Kerouac said he wanted to create something midway between ‘the precious and the trashy… the esoteric and the popular’. ‘That’s not writing, it’s typing’ was Truman Capote’s famous judgement. I was nearly thirty before I read On the Road again, not expecting much of a book that had moved me as an adolescent. By that time I’d lived in ten cities and a number of countries, including the United States. And I found the book moved me in a new way. It was nothing less than a passionate description of a search for redemption in a world that does not believe in this quest. It was not only about innocence and energy and ecstasy, but about the losing fight to sustain this state.

I noticed passages that had not spoken to me before, because I had not lived them. There’s the description of waking up in a strange bed and not only not knowing where you were, but not knowing who you were: ‘I was far away from home, haunted and tired with travel, in a cheap hotel room… hearing the hiss of steam outside, and the creak of the old wood of the hotel, and footsteps upstairs, and all the sad sounds, and I looked at the cracked high ceiling and really didn’t know who I was for about fifteen strange seconds. I wasn’t scared; I was just somebody else, some stranger, and my whole life was a haunted life, the life of a ghost…’
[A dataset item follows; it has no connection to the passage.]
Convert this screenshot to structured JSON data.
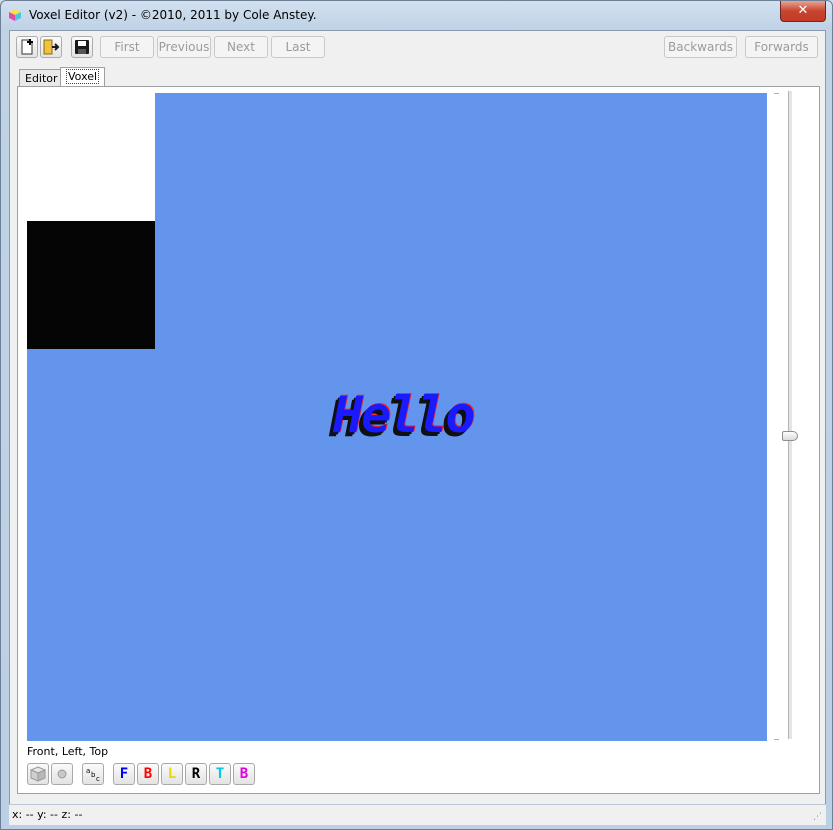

Then there is the photograph of Jack taken in the years before his death at the age of 48. He is sitting slightly behind his mother, a fat placid woman with a cat in her lap. Jack’s swollen alcoholic face is half in shadow and he leans his face on his knuckles, his eyes cast down. He has said all he has to say and been everywhere he will ever go. His spirit has not endured the life of the body.

Sometimes I look at that picture. My hero, when I was sixteen and the hay was cut and baled and stacked in a barn and I had nothing to do but pace about, waiting for my life to begin.